= Beginning of Section =

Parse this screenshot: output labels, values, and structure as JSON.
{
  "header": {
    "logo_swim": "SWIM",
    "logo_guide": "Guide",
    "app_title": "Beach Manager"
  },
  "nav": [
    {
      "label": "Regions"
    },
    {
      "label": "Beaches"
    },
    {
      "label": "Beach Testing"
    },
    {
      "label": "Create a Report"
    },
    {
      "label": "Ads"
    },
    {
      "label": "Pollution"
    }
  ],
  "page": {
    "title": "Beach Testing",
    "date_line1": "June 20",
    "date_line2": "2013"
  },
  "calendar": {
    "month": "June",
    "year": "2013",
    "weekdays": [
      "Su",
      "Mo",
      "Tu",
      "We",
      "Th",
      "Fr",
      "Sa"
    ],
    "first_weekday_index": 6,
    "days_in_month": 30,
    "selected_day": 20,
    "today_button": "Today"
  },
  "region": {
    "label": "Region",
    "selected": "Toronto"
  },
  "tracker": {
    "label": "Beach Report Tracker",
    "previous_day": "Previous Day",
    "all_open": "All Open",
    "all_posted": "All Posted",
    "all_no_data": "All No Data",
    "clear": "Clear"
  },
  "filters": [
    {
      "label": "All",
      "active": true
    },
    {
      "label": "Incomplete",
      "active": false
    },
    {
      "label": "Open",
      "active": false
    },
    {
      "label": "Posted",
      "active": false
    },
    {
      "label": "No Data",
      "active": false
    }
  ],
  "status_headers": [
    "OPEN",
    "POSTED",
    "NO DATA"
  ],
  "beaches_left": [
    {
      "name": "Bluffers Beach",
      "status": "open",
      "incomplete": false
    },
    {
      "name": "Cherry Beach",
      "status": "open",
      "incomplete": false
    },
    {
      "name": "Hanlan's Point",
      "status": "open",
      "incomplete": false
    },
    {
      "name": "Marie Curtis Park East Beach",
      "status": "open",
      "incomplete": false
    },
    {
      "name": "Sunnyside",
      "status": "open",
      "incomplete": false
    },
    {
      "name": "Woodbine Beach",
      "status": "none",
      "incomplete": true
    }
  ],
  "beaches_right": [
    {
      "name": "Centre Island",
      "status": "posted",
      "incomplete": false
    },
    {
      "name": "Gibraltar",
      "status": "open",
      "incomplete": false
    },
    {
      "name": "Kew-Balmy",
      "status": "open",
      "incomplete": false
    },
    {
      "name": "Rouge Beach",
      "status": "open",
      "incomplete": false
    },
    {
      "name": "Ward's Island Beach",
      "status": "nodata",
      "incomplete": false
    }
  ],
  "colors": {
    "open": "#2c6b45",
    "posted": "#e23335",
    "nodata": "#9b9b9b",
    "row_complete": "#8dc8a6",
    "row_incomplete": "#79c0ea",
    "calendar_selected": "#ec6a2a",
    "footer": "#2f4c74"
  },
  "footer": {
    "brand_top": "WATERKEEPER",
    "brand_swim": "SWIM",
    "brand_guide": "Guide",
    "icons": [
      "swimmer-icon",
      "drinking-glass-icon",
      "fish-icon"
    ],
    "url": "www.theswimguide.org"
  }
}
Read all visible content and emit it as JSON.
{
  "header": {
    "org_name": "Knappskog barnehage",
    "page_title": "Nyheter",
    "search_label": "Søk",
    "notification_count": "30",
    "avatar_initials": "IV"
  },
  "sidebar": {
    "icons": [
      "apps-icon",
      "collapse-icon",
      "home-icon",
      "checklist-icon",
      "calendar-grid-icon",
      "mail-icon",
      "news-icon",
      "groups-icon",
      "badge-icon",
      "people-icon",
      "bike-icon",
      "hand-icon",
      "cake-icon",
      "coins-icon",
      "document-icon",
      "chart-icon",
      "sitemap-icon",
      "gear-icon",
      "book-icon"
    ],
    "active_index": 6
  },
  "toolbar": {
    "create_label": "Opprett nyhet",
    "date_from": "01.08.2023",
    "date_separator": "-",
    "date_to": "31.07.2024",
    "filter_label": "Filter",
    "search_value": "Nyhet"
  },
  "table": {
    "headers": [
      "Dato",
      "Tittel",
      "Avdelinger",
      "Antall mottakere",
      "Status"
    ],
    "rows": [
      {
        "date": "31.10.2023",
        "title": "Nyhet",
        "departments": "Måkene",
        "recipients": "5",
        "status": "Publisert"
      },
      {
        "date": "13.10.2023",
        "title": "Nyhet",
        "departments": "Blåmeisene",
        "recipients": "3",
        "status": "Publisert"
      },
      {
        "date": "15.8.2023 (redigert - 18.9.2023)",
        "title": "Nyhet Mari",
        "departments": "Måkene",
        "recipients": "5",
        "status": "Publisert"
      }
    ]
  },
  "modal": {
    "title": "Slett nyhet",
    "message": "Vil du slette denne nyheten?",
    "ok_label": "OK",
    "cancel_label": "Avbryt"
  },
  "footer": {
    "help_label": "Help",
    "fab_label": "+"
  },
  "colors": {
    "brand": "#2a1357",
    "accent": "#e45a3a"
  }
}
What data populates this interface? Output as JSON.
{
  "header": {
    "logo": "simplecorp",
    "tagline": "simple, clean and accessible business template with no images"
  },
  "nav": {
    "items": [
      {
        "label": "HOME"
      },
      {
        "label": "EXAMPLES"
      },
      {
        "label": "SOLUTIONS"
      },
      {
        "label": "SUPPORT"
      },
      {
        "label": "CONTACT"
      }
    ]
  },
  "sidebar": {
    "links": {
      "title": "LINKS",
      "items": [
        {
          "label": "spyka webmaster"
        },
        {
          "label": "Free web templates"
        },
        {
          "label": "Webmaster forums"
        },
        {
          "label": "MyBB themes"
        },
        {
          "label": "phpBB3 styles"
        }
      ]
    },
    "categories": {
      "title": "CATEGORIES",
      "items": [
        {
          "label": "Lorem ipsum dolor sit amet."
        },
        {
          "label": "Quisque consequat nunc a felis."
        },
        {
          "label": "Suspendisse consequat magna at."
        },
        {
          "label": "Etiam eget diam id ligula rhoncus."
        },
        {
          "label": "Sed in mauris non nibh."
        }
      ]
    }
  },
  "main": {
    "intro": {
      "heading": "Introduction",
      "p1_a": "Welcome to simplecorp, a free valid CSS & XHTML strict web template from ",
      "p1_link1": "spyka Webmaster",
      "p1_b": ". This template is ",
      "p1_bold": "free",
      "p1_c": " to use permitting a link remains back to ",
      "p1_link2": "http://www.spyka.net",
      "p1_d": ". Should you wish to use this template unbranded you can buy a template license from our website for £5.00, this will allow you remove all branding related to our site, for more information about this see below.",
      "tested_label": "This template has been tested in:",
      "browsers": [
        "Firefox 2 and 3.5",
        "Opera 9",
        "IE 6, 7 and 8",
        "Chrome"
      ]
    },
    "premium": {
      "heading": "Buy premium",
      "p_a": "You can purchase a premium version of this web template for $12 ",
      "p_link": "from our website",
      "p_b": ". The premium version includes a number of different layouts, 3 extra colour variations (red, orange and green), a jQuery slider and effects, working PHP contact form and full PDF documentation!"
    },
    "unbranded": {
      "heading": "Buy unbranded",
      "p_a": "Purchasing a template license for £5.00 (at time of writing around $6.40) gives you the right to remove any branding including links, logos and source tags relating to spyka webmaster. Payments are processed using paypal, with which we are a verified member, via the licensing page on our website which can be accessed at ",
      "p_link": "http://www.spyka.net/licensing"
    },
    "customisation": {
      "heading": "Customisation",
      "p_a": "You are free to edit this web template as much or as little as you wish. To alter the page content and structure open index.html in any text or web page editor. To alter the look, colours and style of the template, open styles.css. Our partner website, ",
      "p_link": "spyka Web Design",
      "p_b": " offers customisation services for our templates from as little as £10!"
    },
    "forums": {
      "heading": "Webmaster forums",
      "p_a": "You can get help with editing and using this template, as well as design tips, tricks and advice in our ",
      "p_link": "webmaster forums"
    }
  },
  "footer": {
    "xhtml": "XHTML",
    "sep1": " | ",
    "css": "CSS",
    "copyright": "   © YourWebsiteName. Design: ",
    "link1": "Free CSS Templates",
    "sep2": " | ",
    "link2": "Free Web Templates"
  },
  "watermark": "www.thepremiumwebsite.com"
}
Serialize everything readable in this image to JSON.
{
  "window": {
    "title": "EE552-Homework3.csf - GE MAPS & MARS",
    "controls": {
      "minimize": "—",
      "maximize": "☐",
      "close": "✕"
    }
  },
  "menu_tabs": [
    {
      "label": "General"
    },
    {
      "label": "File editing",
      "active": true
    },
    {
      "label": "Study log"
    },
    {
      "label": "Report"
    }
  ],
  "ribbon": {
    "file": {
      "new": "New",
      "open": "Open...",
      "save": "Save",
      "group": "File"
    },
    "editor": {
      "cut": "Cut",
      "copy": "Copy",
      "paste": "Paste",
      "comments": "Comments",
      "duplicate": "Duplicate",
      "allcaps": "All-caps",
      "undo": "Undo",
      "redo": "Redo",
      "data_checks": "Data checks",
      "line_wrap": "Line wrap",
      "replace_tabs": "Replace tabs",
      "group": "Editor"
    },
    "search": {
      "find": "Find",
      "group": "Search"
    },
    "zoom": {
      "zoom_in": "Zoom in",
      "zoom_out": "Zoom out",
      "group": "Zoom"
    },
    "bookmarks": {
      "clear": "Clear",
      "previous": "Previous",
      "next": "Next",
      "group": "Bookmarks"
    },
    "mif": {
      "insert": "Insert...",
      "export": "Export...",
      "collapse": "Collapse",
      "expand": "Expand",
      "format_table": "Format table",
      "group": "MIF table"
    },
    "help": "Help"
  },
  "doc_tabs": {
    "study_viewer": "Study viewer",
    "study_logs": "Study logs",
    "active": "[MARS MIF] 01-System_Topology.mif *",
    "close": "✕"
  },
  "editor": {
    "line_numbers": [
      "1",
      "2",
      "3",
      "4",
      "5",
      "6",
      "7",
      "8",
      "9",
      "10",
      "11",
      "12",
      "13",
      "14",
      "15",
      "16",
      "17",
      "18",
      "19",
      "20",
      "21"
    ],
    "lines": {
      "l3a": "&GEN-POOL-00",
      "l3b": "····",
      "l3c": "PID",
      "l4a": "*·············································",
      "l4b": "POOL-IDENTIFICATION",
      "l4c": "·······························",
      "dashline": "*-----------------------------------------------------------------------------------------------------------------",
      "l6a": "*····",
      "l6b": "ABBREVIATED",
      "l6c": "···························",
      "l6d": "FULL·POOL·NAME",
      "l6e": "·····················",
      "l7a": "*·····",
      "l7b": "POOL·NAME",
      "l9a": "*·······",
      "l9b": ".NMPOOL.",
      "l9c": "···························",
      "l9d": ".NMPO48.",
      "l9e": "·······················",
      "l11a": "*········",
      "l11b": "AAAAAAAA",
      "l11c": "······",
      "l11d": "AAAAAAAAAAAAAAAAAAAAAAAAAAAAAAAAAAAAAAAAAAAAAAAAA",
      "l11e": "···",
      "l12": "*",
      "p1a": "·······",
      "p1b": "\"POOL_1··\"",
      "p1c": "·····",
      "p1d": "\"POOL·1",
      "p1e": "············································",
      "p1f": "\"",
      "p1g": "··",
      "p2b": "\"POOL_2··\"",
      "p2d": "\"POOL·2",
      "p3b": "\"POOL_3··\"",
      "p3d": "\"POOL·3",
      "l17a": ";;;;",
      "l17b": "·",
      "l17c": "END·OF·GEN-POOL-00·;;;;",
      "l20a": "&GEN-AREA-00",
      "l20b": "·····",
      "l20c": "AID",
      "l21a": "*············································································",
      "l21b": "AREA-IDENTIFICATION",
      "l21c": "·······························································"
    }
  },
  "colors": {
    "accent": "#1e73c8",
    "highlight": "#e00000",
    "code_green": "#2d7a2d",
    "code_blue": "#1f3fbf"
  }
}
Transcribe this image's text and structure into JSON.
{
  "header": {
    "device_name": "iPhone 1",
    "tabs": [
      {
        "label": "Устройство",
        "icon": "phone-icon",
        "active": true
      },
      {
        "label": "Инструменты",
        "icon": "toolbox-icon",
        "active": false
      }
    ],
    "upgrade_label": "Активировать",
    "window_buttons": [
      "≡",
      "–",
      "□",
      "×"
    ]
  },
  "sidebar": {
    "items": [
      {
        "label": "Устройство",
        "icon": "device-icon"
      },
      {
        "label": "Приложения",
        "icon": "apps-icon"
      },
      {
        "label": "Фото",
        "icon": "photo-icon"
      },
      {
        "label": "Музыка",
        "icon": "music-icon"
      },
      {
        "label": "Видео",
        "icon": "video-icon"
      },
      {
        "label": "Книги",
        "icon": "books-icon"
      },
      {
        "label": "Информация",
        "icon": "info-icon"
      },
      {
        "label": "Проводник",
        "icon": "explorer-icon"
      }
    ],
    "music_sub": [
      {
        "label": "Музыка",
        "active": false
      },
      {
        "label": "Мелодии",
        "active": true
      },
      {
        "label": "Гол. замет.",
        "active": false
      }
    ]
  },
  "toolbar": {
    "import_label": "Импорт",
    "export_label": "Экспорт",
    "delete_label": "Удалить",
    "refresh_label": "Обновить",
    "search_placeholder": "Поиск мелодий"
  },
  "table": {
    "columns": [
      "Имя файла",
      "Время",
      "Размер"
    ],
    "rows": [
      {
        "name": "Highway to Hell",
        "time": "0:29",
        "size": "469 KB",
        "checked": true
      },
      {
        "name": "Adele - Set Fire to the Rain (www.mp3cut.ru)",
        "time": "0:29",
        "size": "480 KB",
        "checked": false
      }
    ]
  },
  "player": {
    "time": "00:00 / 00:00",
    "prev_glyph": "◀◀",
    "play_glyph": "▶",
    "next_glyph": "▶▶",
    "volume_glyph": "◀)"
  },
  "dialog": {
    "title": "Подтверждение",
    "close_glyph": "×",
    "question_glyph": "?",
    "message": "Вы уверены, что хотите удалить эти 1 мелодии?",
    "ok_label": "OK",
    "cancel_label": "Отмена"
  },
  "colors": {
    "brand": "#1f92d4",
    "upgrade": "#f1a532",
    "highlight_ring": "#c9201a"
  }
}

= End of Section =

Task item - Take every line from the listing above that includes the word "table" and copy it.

Task response -
  "table": {
      "format_table": "Format table",
      "group": "MIF table"
  "table": {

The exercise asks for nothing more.